It is possible for the virus to remain asymptomatic for up to one year after infection. The earliest symptom of rabies is often a tingling sensation around the bite. You may develop a twitch in the area surrounding the bite as the infection spreads to your muscles. Development of these symptoms marks the end of the incubation period.
Once the incubation period ends, the rabies infection enters the prodromal phase. As the rabies virus spreads through your system, you will develop more overt symptoms, some of which--such as body aches, sore throat and fever--closely resemble the flu. During this stage, you may become extremely sensitive to sounds and light.

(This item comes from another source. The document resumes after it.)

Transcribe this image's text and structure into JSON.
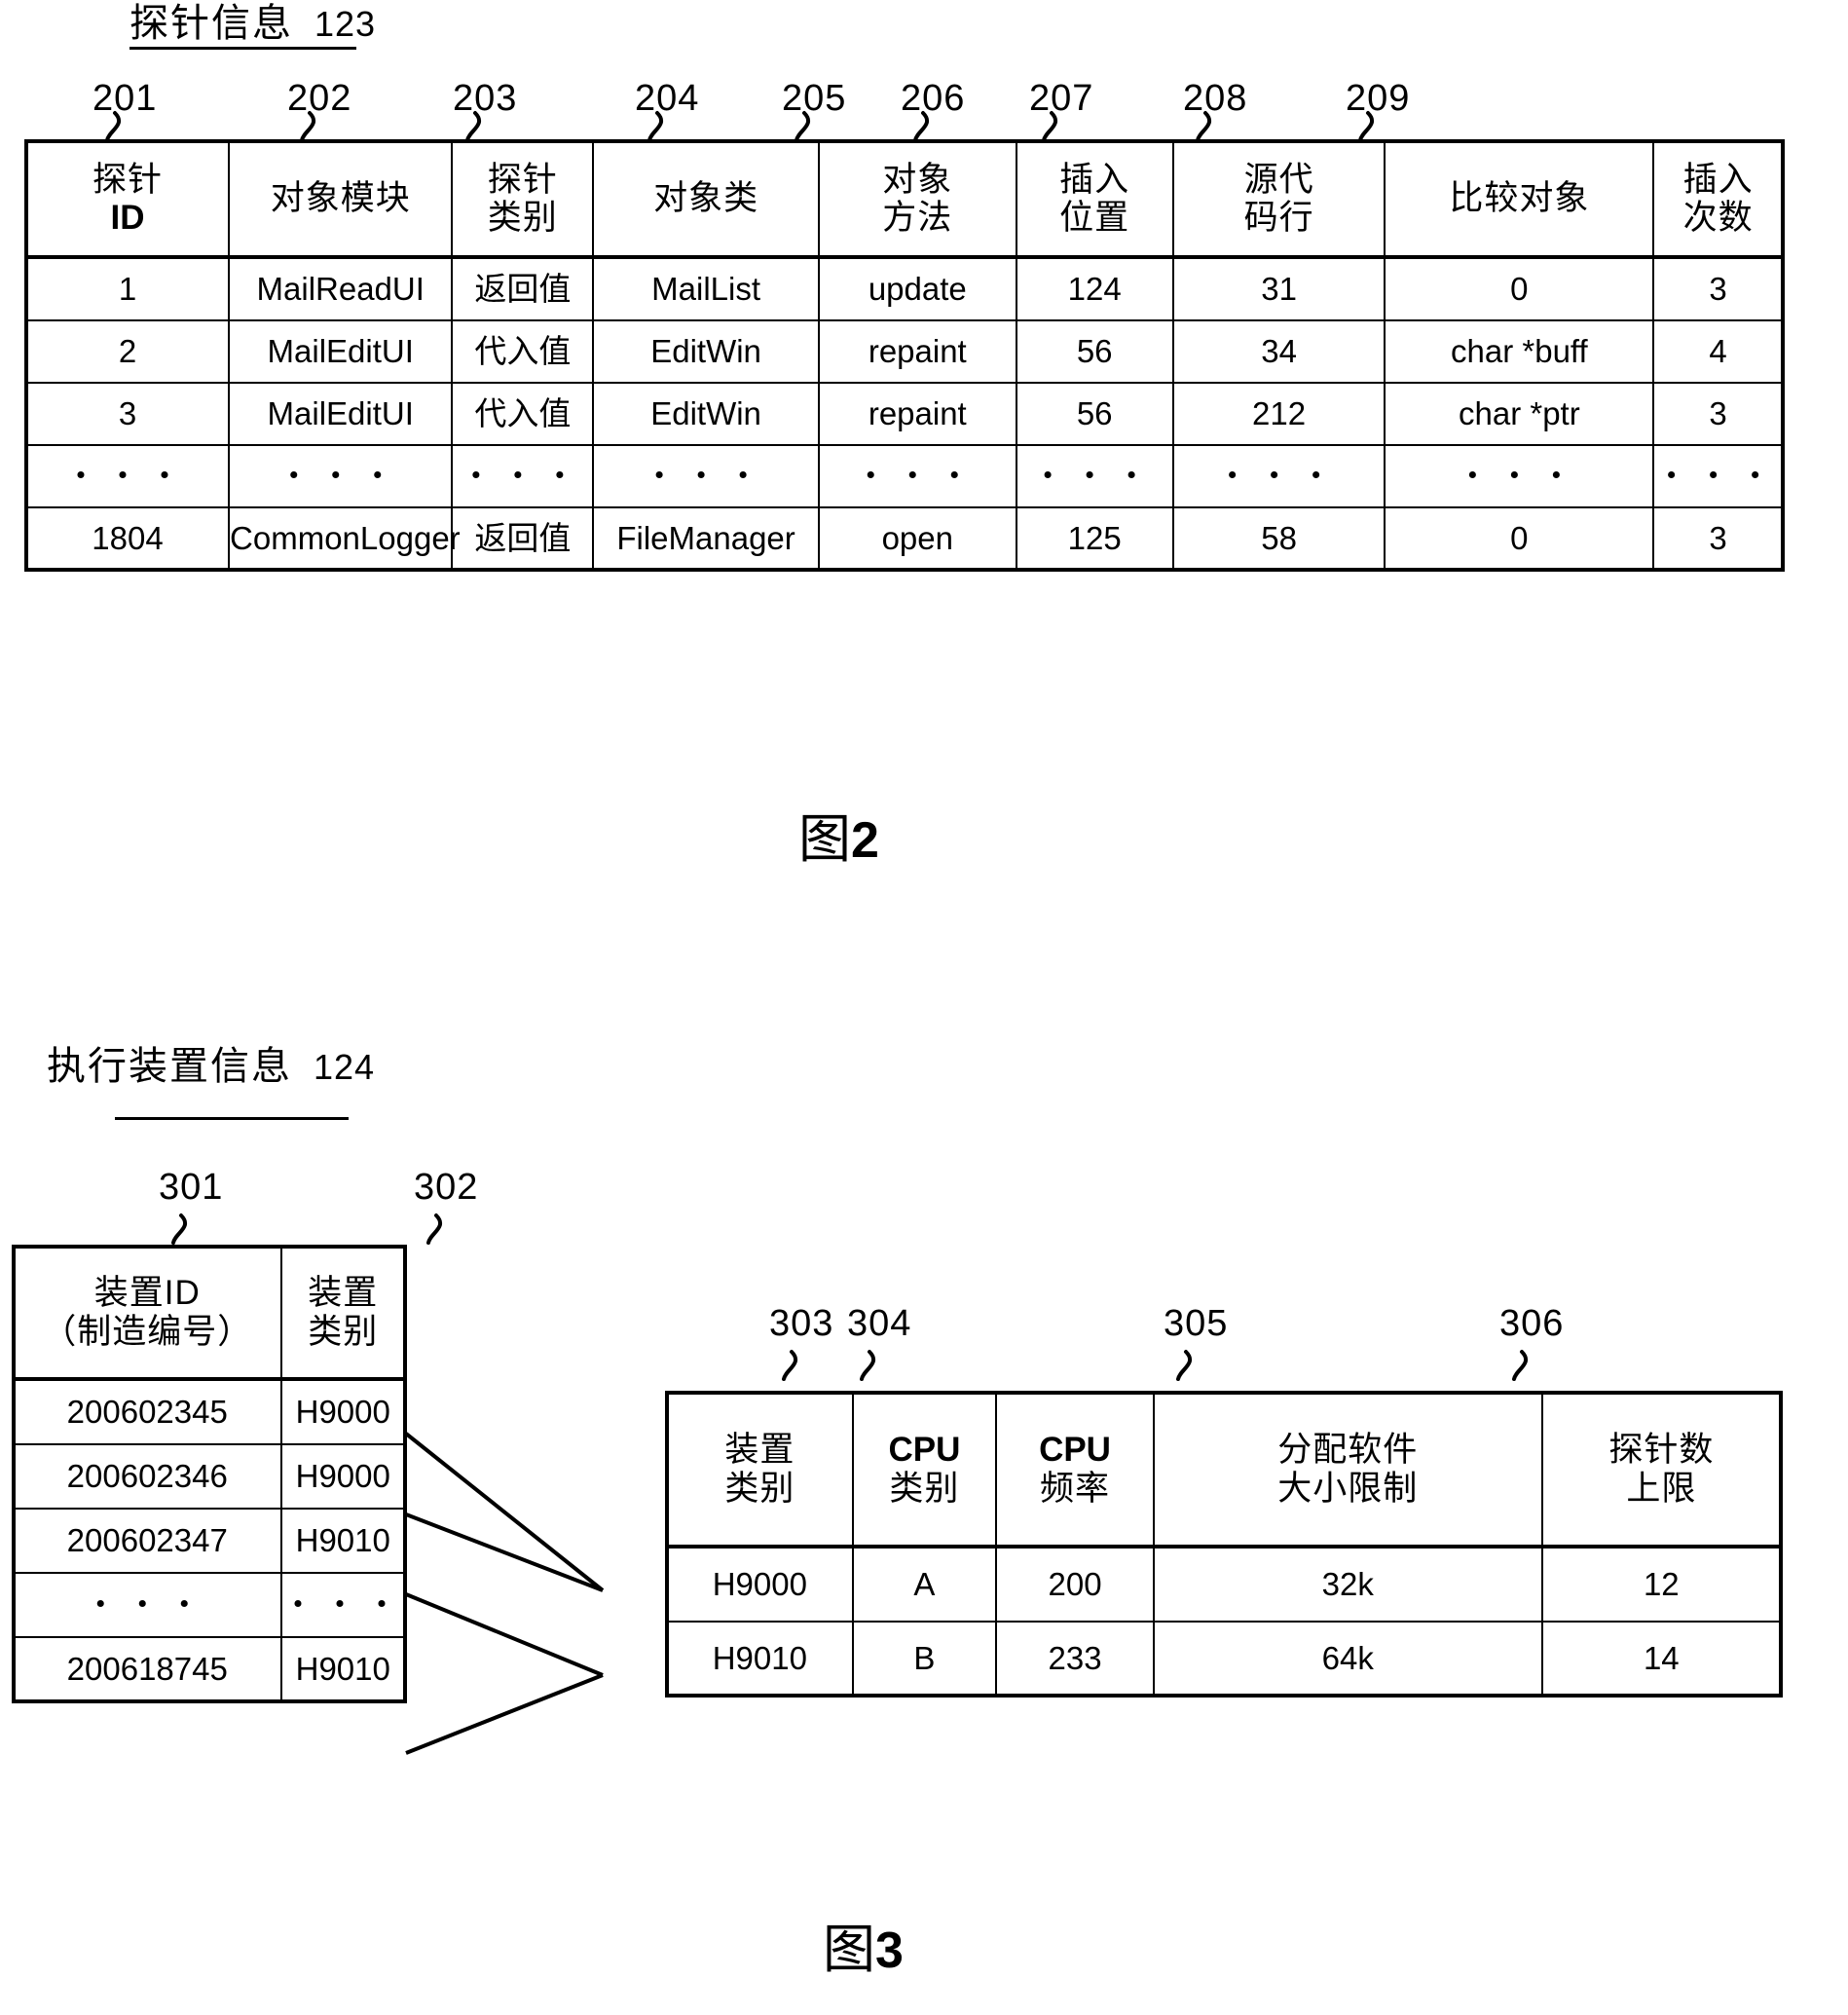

The final stage of rabies is called the acute neurological period. During this stage, the virus has infected the central nervous system. You may begin to feel anxious and even exhibit violent behavior. Other neurological symptoms include hallucination and depression. This is also when you will exhibit the symptom most commonly associated with rabies: hydrophobia, or fear of water. In the case of rabies, hydrophobia refers to foaming at the mouth. This is caused by the inability to swallow and jaw paralysis. The saliva builds up in the mouth and appears foamy. The prognosis at this point is very poor. Most patients die within a week after the acute neurological period begins, from cardiac arrest. Other patients become paralyzed, slip into a coma and die.
Rabies infection cannot be diagnosed until primary symptoms appear. If you have been bitten by a wild animal and are exhibiting symptoms, your body is producing rabies antibodies. The doctor will order a blood test to identify these antibodies to confirm the diagnosis.
Anyone bitten by a wild animal should receive a rabies vaccination. There is a small window of time between the bite and the infection onset when a rabies vaccination will prevent the disease from developing. Unfortunately, a person who is displaying symptoms and has a confirmed rabies diagnosis cannot be cured. The doctor will treat symptoms as they arise. Once symptoms of rabies are apparent, the disease is almost always fatal.
Never approach a wild animal no matter how small. Teach your children to keep a safe distance between themselves and any animal they may encounter. Protect your household pets from becoming infected by having them inoculated. House pets that do not receive a rabies vaccination can become infected if they are bitten by an infected animal. Once your pet is infected, he will develop the same symptoms of rage as a human would and may attack you. If you live in an area that has reported cases of human rabies, you should receive the rabies vaccination.